_Work instruction:_
If a line of the material contains "mnemonic", copy it.

_Exercise data:_

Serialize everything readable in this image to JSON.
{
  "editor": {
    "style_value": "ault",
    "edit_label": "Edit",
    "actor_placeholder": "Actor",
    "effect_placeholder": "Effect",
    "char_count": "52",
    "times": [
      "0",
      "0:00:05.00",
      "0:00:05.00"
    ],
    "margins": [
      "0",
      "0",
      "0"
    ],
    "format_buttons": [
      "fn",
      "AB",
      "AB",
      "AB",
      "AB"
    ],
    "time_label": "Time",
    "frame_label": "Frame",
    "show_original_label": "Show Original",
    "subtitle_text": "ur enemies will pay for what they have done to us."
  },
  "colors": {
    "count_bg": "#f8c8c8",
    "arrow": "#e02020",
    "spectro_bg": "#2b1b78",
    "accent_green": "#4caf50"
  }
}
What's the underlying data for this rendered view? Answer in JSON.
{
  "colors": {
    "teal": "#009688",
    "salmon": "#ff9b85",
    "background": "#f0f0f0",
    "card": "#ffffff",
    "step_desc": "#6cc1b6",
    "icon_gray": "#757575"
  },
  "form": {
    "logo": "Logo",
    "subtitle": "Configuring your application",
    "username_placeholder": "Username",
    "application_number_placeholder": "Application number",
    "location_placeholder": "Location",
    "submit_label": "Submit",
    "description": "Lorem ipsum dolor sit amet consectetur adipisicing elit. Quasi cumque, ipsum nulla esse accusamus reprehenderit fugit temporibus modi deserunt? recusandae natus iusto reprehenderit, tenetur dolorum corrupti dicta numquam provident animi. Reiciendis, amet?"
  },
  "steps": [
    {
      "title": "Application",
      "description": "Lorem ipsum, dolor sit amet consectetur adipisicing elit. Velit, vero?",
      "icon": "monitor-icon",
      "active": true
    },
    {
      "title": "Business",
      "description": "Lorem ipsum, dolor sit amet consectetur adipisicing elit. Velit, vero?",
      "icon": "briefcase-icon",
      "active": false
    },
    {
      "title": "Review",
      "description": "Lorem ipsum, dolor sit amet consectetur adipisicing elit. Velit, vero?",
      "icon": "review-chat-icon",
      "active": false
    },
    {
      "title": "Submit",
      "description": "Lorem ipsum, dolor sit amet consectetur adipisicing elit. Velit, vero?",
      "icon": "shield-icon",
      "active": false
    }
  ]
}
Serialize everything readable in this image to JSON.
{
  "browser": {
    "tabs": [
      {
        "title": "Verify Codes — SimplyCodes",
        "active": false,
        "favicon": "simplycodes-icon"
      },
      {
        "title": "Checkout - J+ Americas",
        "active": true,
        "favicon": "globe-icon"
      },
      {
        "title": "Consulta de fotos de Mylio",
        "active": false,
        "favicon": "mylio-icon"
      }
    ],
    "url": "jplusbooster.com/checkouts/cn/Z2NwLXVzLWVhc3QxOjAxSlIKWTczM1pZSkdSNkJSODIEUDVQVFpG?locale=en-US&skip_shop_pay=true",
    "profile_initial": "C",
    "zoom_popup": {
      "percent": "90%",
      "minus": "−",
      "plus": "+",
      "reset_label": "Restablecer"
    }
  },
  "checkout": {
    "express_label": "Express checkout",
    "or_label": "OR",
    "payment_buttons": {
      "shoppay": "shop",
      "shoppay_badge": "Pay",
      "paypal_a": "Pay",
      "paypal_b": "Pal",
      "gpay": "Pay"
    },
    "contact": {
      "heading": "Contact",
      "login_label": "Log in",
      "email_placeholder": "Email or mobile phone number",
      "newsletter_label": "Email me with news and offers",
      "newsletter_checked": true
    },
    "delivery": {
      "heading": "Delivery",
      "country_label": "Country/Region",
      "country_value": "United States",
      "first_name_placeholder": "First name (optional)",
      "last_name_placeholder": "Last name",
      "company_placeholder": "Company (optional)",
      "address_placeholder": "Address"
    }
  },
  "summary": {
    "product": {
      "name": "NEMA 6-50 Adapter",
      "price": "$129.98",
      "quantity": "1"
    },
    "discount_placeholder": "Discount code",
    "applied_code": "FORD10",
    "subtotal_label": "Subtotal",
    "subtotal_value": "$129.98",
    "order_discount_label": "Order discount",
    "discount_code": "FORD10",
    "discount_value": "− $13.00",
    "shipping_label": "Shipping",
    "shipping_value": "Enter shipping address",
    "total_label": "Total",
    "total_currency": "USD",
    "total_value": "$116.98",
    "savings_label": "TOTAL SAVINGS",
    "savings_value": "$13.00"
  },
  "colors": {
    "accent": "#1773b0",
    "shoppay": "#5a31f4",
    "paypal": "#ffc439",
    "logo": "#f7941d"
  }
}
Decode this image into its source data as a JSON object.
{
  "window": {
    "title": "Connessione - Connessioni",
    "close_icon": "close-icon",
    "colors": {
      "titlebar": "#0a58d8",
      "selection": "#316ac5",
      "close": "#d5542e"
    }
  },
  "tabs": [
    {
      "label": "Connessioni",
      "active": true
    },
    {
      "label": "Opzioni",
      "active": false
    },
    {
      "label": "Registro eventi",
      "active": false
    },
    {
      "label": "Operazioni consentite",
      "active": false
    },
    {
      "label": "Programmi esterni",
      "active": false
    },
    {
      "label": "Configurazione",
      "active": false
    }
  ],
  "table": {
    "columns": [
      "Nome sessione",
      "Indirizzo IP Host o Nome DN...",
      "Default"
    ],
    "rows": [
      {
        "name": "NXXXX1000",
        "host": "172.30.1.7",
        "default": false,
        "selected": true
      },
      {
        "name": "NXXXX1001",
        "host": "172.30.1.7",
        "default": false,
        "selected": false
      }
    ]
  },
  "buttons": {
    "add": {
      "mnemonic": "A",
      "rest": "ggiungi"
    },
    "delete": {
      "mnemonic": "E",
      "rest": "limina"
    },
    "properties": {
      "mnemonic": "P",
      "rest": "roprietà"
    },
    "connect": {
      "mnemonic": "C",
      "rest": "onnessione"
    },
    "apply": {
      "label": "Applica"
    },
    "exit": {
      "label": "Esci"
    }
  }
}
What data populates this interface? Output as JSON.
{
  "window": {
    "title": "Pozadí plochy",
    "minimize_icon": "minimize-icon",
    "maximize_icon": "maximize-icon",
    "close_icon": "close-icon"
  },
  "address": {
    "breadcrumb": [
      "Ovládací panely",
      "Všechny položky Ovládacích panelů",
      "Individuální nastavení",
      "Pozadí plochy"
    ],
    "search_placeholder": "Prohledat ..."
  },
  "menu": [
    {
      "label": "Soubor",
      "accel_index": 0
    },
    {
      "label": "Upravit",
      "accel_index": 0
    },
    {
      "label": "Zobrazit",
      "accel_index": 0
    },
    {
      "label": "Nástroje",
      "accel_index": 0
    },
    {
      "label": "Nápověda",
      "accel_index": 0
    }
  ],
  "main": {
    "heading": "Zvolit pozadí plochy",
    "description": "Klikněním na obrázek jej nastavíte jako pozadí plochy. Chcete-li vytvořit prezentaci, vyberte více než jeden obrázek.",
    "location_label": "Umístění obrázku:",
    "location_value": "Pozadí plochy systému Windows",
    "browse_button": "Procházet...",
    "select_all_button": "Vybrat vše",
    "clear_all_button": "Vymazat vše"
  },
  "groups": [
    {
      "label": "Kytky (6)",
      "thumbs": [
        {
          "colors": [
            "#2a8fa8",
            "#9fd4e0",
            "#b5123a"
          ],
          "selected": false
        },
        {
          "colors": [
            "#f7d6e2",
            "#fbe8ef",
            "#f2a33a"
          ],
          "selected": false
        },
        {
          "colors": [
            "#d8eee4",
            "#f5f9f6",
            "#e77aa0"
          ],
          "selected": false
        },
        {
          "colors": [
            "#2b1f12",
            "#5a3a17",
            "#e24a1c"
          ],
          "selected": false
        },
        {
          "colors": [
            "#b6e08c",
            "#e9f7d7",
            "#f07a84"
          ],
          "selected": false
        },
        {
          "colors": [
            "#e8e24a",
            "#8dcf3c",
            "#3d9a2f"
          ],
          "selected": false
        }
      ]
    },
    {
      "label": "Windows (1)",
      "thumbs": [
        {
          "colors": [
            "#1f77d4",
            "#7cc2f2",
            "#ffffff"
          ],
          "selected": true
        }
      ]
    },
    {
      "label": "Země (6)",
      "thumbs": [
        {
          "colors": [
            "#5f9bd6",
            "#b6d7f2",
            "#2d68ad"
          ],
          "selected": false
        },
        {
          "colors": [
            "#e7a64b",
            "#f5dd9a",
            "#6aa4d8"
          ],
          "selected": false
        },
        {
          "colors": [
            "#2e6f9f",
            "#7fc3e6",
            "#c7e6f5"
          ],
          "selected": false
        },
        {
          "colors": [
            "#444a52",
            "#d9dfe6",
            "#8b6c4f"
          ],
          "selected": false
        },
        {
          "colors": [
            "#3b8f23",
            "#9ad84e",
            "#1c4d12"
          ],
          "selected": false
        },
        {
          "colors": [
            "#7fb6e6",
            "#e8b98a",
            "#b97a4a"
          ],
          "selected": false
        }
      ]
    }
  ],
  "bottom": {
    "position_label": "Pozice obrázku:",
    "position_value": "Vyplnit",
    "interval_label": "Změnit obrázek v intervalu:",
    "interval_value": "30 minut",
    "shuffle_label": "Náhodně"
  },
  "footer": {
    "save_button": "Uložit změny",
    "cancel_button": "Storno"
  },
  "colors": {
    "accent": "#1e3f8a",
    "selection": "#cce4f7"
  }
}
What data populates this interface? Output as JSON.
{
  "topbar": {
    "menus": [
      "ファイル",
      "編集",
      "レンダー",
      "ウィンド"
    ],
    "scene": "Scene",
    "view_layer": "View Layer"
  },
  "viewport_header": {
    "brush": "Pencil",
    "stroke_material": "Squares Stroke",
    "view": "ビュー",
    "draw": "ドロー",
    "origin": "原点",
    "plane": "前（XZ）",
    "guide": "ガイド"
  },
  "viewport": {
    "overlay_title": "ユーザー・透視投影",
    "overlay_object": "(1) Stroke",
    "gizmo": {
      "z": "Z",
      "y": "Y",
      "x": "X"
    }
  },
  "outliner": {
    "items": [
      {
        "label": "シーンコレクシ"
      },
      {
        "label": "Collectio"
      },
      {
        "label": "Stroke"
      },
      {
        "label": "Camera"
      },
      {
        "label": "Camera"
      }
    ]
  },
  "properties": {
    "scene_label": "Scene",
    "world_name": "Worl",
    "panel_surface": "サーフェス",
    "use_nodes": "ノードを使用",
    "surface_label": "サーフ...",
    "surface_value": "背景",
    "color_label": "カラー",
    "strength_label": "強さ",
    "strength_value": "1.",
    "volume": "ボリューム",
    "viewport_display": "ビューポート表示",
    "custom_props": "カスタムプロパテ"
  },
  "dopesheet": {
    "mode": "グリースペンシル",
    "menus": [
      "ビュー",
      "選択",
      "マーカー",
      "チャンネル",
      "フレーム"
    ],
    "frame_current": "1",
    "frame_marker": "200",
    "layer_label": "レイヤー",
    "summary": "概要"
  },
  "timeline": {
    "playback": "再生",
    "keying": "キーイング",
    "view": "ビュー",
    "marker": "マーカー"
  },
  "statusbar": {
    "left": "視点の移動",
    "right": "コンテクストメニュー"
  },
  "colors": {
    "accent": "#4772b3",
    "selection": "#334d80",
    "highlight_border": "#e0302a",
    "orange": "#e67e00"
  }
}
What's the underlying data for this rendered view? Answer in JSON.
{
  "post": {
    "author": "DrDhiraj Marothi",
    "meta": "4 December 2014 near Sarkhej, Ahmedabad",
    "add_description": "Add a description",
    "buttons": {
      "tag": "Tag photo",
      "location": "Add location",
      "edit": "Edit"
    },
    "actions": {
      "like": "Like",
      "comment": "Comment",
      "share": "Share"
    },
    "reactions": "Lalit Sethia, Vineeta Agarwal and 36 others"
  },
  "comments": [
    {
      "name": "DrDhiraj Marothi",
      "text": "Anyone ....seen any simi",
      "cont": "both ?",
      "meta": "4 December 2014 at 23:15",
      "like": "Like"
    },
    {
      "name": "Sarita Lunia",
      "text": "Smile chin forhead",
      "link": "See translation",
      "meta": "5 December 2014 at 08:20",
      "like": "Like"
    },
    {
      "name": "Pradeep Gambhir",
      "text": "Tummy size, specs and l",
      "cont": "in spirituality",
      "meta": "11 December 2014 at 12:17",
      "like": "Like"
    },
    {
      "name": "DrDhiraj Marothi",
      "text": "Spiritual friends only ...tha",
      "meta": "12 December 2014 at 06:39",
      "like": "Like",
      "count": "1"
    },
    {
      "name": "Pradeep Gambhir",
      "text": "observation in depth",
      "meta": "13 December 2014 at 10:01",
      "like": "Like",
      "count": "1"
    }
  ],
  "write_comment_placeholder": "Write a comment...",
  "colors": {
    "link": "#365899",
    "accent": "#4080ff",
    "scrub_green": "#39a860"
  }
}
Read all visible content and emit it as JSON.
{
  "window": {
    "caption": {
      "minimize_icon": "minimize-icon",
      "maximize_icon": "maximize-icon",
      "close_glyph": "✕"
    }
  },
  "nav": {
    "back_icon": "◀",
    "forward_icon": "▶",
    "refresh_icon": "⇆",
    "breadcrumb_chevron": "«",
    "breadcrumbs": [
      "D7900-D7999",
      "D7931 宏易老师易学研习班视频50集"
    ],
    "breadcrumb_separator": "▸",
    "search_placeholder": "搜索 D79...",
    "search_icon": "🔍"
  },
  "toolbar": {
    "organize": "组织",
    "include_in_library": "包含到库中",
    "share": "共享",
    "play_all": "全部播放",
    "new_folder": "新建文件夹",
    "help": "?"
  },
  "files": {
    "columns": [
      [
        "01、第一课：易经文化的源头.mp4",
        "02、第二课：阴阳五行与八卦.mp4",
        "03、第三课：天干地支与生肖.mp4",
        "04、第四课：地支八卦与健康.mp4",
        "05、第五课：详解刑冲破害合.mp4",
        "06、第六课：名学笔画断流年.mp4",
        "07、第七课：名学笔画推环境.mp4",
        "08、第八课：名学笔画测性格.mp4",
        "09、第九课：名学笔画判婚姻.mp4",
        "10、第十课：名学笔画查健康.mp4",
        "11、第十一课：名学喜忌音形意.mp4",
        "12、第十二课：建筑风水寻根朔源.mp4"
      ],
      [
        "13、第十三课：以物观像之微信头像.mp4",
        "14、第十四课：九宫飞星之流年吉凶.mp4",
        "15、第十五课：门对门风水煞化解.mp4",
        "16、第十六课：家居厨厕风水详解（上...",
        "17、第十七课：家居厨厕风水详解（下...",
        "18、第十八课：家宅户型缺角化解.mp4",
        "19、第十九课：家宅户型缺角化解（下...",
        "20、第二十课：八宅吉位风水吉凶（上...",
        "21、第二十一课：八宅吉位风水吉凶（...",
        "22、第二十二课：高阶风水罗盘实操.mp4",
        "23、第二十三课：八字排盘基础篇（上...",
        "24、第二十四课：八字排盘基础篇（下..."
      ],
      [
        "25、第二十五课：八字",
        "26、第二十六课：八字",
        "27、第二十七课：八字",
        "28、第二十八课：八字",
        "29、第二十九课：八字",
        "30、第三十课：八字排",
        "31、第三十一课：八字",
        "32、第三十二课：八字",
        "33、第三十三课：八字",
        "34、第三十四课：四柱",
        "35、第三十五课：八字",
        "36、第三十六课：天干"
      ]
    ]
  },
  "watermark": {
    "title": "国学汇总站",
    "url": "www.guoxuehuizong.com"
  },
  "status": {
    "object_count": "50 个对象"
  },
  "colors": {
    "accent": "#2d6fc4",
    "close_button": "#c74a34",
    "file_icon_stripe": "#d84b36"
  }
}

_Answer for the task:_
      "mnemonic": "A",
      "mnemonic": "E",
      "mnemonic": "P",
      "mnemonic": "C",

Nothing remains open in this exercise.